" … .(E)very poll that comes out in Ohio between now and Nov. 2 should include an asterisk — or perhaps even a question mark. On all sides, this year's field operations are devoted to overturning the assumptions of pollsters — about who will vote, and how many — to the advantage of either Bush or Kerry, in ways that could produce an Election Day surprise … .For now, the Ohio ground game is kicking up plenty of dust, but the reality behind the fervent and sometimes contradictory boasts of who is winning is hard to discern."
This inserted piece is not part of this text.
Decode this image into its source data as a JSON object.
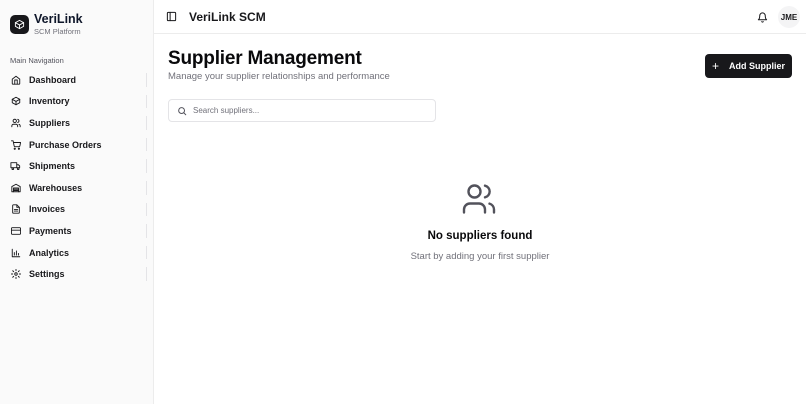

17. How do you do on this campaign IQ test: Do political reporters agree with the President or Sen. Kerry on stem cell research, and does the answer to that impact the coverage?
18. Which television news organizations have the courage and stamina in the last month to make sure a campaign is putting real money behind an "ad" before they give a "video press release" the free media coverage that causes a flurry of high fives in the communications shops?
19. As we crest toward election day, which side will have more energy on its side, and what will create it? (Developments in Iraq, the Fitzgerald investigation, the CBS News investigation, the debates, etc.)
20. Keep in mind, it is October, and thus: brace for the mythical "surprise."
In Des Moines, IA today, President Bush begins a weeklong "Blue State tour" by extending $150 billion worth of popular tax breaks for children and couples through 2010.
He will continue the tax cut theme in his 12:45 pm ET town hall, during which he will point out Kerry's "history of supporting higher taxes and voting against tax relief," according to the campaign, but also continue to criticize Sen. Kerry for using the phrase "global test" in last week's debate, ABC News' Karen Travers reports.
Iowa has been front and center for the Bush campaign's tax cut strategy since the 2000 election; in December 1999 Bush outlined his economic policy to a Greater Des Moines Chamber of Commerce luncheon, calling for a $480 billion tax cut spread over a five-year period — presented back then less as stimulus than to refund a large surplus.
Sen. Kerry spends his Monday morning talking about stem cell research. Kerry holds a 9:30 am ET town hall in Hampton, NH with Michael J. Fox, who has Parkinson's and as recently as 9/28 criticized the president for letting "ideology, not science, guide his decision making."
The Kerry campaign won't let the day go by without engaging the president on foreign policy, though, as more than 175 former ambassadors will endorse Kerry at a 10:00 am ET National Press Club news conference.
In the afternoon Kerry will fly to Philadelphia to meet with clergy before heading to Cedar Rapids to preposition for Tuesday events. Kerry also tapes an interview with BET that will air during primetime Thursday night.
The Vice President and the Vice Presidential candidate continue their debate prep seclusion; Cheney will do some fishing in Jackson Hole, WY, and Edwards will fly from western New York to Cleveland this afternoon to pre-position for the Tuesday night debate.
By the end of today, a handful of important voter registration deadlines will have passed. In Florida, Arizona, Michigan, Missouri (well, tomorrow), New Jersey, Ohio, and Pennsylvania.